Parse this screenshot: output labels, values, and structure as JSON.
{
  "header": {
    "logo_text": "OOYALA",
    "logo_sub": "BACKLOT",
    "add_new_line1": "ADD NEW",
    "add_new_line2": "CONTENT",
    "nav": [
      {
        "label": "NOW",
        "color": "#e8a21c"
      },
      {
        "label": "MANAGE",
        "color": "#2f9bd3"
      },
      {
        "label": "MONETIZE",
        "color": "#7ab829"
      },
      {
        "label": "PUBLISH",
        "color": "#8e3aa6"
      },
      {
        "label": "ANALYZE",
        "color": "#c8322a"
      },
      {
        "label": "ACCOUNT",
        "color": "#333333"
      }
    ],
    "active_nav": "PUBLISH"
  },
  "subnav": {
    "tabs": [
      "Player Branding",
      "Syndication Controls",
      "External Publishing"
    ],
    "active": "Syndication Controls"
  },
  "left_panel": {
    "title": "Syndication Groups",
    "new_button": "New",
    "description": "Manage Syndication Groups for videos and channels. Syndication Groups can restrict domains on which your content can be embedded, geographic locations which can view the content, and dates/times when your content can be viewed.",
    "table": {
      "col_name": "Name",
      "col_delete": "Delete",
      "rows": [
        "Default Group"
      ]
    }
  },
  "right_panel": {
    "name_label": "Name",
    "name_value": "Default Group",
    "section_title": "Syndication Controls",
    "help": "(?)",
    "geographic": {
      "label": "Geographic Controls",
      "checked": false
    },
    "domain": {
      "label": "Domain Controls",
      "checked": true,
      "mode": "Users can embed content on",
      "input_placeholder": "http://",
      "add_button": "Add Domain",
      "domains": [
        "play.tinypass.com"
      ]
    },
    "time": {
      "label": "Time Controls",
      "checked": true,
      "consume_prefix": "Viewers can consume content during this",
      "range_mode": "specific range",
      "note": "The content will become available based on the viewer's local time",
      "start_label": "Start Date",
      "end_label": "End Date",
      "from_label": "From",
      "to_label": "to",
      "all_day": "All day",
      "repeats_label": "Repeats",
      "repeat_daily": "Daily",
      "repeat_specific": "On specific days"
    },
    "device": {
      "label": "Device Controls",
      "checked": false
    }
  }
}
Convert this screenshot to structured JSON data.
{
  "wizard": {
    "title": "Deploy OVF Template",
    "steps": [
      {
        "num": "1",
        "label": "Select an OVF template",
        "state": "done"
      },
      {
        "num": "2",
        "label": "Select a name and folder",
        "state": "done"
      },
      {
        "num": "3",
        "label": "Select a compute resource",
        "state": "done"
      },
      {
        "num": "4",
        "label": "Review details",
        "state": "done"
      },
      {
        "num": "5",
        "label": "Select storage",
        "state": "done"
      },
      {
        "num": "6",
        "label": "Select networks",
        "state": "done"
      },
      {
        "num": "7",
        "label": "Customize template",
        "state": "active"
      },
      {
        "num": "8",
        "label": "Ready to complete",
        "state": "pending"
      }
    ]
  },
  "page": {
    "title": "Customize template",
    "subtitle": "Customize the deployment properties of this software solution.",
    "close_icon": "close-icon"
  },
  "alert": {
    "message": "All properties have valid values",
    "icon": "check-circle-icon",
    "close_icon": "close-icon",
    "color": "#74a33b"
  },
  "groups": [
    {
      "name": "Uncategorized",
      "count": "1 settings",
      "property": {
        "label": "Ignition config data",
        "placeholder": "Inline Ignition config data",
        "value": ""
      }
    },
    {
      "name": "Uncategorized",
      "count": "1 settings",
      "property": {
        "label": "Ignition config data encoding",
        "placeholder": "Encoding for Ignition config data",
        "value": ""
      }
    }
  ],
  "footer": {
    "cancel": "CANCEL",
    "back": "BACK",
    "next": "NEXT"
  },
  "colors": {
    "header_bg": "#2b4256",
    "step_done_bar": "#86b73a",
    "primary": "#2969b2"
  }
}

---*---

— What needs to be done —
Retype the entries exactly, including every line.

— Solution to this task —
Parse this screenshot: output labels, values, and structure as JSON.
{
  "header": {
    "logo_text": "OOYALA",
    "logo_sub": "BACKLOT",
    "add_new_line1": "ADD NEW",
    "add_new_line2": "CONTENT",
    "nav": [
      {
        "label": "NOW",
        "color": "#e8a21c"
      },
      {
        "label": "MANAGE",
        "color": "#2f9bd3"
      },
      {
        "label": "MONETIZE",
        "color": "#7ab829"
      },
      {
        "label": "PUBLISH",
        "color": "#8e3aa6"
      },
      {
        "label": "ANALYZE",
        "color": "#c8322a"
      },
      {
        "label": "ACCOUNT",
        "color": "#333333"
      }
    ],
    "active_nav": "PUBLISH"
  },
  "subnav": {
    "tabs": [
      "Player Branding",
      "Syndication Controls",
      "External Publishing"
    ],
    "active": "Syndication Controls"
  },
  "left_panel": {
    "title": "Syndication Groups",
    "new_button": "New",
    "description": "Manage Syndication Groups for videos and channels. Syndication Groups can restrict domains on which your content can be embedded, geographic locations which can view the content, and dates/times when your content can be viewed.",
    "table": {
      "col_name": "Name",
      "col_delete": "Delete",
      "rows": [
        "Default Group"
      ]
    }
  },
  "right_panel": {
    "name_label": "Name",
    "name_value": "Default Group",
    "section_title": "Syndication Controls",
    "help": "(?)",
    "geographic": {
      "label": "Geographic Controls",
      "checked": false
    },
    "domain": {
      "label": "Domain Controls",
      "checked": true,
      "mode": "Users can embed content on",
      "input_placeholder": "http://",
      "add_button": "Add Domain",
      "domains": [
        "play.tinypass.com"
      ]
    },
    "time": {
      "label": "Time Controls",
      "checked": true,
      "consume_prefix": "Viewers can consume content during this",
      "range_mode": "specific range",
      "note": "The content will become available based on the viewer's local time",
      "start_label": "Start Date",
      "end_label": "End Date",
      "from_label": "From",
      "to_label": "to",
      "all_day": "All day",
      "repeats_label": "Repeats",
      "repeat_daily": "Daily",
      "repeat_specific": "On specific days"
    },
    "device": {
      "label": "Device Controls",
      "checked": false
    }
  }
}
Convert this screenshot to structured JSON data.
{
  "wizard": {
    "title": "Deploy OVF Template",
    "steps": [
      {
        "num": "1",
        "label": "Select an OVF template",
        "state": "done"
      },
      {
        "num": "2",
        "label": "Select a name and folder",
        "state": "done"
      },
      {
        "num": "3",
        "label": "Select a compute resource",
        "state": "done"
      },
      {
        "num": "4",
        "label": "Review details",
        "state": "done"
      },
      {
        "num": "5",
        "label": "Select storage",
        "state": "done"
      },
      {
        "num": "6",
        "label": "Select networks",
        "state": "done"
      },
      {
        "num": "7",
        "label": "Customize template",
        "state": "active"
      },
      {
        "num": "8",
        "label": "Ready to complete",
        "state": "pending"
      }
    ]
  },
  "page": {
    "title": "Customize template",
    "subtitle": "Customize the deployment properties of this software solution.",
    "close_icon": "close-icon"
  },
  "alert": {
    "message": "All properties have valid values",
    "icon": "check-circle-icon",
    "close_icon": "close-icon",
    "color": "#74a33b"
  },
  "groups": [
    {
      "name": "Uncategorized",
      "count": "1 settings",
      "property": {
        "label": "Ignition config data",
        "placeholder": "Inline Ignition config data",
        "value": ""
      }
    },
    {
      "name": "Uncategorized",
      "count": "1 settings",
      "property": {
        "label": "Ignition config data encoding",
        "placeholder": "Encoding for Ignition config data",
        "value": ""
      }
    }
  ],
  "footer": {
    "cancel": "CANCEL",
    "back": "BACK",
    "next": "NEXT"
  },
  "colors": {
    "header_bg": "#2b4256",
    "step_done_bar": "#86b73a",
    "primary": "#2969b2"
  }
}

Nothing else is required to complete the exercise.